PROMPT
Each line of the entries below that holds "güzel" is needed, copied in full.

SOURCE MATERIAL section start

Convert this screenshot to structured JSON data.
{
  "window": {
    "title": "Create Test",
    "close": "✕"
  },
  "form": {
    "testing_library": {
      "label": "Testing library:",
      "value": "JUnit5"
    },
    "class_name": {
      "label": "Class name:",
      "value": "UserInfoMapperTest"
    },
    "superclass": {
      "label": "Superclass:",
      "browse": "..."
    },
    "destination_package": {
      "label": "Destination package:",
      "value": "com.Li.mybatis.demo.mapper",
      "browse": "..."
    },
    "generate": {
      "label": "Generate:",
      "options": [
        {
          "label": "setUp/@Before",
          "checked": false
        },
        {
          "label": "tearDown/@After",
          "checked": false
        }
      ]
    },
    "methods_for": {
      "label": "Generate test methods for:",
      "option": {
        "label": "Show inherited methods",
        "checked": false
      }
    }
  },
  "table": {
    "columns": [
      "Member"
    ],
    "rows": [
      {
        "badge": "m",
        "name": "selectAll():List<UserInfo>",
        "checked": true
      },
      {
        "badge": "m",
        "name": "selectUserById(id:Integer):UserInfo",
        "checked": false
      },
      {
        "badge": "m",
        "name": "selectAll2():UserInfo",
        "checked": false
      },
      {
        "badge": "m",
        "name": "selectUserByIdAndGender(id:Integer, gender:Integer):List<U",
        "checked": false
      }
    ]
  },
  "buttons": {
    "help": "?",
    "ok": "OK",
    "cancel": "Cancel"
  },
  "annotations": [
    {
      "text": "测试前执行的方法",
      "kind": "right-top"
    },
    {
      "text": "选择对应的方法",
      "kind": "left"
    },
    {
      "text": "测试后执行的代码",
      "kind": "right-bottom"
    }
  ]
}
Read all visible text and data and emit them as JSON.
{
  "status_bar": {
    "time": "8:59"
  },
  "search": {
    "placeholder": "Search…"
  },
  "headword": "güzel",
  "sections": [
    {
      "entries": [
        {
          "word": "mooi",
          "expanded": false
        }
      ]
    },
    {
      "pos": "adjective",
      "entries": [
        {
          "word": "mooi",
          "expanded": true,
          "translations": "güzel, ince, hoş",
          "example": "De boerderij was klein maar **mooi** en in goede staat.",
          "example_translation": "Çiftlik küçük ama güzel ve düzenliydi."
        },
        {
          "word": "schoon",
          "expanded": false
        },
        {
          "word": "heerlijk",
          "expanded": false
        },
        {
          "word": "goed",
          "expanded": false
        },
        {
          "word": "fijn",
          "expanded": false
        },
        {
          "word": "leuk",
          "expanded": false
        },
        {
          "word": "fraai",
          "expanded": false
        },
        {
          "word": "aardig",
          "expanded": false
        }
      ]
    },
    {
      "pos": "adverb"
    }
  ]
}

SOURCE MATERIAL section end

SOLUTION
  "headword": "güzel",
          "translations": "güzel, ince, hoş",
          "example_translation": "Çiftlik küçük ama güzel ve düzenliydi."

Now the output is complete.